The butterfly pictures are decent and some or not. Some of them are not good but again they are part of a record from my little habitat. Some of the butterflies are faded in the fall and are not at their prettiest. One or two I can not positively identify. I simply could not get a good view of all the markings. But I put a name on them and if these are not correct then someone I hope will put the proper name of the “flutterby” in a comment.

Bloggers that I follow who are extremely good nature and landscape photographers :
Andrew Hardacre: http://ajh57.wordpress.com/
Just Rod: http://reflectionsinpuddles.com/or
Steve Gingold: http://sggphoto.wordpress.com/.
Say It With a Camera http://mikehardisty.wordpress.com/

Most of these photos were not easy to come by. I had to do lots of stalking and creeping about and then stand or crouch like a statue. Such unattractive stances for a woman!

I hand hold my 200mm zoom for just about all butterfly photographing. Yes, the pics would be a tad sharper if I had used a tripod but there is no time to set up a tripod. And I can not sit or stand out in the Texas heat waiting for a flutterby (Rod’s name for butterfly.) I’ve debated with my self whether to get a 300mm zoom which would enable me to get some bird pics as well. On the other hand I doubt that I can hand hold the 300mm since it is a heavier lens. But it would be a USM IS Canon and a far better lens than the kit lens that I now use.

Three butterfly photos had been lost in a maze of folders. I wanted to use the best one of the Texan Crescent. I had cut it and then pasted to a new folder. But when I renamed the folder that folder attached itself to some other place.

I emailed Val and she gave me directions http://artyoldbird.com directions on how to find the lost photos and I now have them in a properly named folder. Val is a good friend who is super smart. She is a Word Press and HTML expert who has given me a 100% correct answer to everything that I have asked. Astonishing memory and an incredible artist. Super funny too. At the moment her blog is there but is inactive till sometime in September.

I have not proofed this post as I should. Frankly I am sick of it for I worked hours and hours getting the pics in named folders. I’ve spent way too many hours trying to correct some of the picture insert mistakes. I’ve decided to leave well enough alone. So enough already. ๐Ÿ™‚
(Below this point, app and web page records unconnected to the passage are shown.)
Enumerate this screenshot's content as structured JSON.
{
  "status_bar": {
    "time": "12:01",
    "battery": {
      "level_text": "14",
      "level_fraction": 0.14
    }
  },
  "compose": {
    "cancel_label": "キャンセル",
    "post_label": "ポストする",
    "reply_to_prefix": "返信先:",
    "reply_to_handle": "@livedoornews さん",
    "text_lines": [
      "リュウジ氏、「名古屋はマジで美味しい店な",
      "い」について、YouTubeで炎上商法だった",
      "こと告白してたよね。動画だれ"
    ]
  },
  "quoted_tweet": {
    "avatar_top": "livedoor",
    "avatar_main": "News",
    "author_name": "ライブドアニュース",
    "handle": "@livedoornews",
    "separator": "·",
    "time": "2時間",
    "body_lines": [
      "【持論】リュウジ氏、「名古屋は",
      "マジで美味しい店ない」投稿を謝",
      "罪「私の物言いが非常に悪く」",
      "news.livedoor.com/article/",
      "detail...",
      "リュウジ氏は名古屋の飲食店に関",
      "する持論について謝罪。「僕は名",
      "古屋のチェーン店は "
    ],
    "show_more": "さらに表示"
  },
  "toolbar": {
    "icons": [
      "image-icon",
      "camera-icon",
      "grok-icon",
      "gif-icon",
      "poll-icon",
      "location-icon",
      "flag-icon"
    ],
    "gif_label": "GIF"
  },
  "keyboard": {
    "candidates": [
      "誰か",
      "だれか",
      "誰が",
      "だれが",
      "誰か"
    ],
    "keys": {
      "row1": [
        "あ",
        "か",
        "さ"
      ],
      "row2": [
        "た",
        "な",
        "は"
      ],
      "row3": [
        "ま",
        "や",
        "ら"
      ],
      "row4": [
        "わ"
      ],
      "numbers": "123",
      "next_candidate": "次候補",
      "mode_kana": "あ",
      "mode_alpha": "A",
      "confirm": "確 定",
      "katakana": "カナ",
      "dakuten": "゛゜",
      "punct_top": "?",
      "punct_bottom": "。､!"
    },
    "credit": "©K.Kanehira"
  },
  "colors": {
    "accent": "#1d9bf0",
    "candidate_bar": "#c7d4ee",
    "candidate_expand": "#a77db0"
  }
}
Post and phoptographs: Original content property of Yvonne Daniel.
Please do not steal any photos from a little ole lady. These are not
excellent but at the same time some of them or not too bad either. ๐Ÿ™‚
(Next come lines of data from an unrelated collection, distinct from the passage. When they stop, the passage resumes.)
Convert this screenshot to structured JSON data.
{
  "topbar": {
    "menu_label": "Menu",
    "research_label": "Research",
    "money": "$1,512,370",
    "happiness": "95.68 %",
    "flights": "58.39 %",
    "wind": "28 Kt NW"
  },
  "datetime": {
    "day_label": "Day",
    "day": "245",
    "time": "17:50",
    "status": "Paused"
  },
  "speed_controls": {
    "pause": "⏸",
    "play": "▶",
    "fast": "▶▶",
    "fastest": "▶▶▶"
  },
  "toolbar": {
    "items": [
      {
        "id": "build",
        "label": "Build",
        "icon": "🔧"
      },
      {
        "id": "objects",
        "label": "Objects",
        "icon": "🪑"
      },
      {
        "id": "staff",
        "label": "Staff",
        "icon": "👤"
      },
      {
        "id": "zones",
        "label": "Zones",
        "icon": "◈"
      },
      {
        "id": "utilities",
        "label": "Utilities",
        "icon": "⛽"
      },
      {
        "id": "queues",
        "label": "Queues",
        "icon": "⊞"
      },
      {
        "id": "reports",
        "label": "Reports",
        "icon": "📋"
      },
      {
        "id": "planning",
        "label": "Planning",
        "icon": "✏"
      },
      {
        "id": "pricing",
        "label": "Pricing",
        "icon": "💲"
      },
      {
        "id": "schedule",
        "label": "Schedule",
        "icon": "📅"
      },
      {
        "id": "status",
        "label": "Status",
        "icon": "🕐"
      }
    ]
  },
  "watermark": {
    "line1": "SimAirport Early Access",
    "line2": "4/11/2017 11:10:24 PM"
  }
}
Please do not reblog my hard work. Thank you.

Tagged , , , , , , , , , , , , , , , , , , ,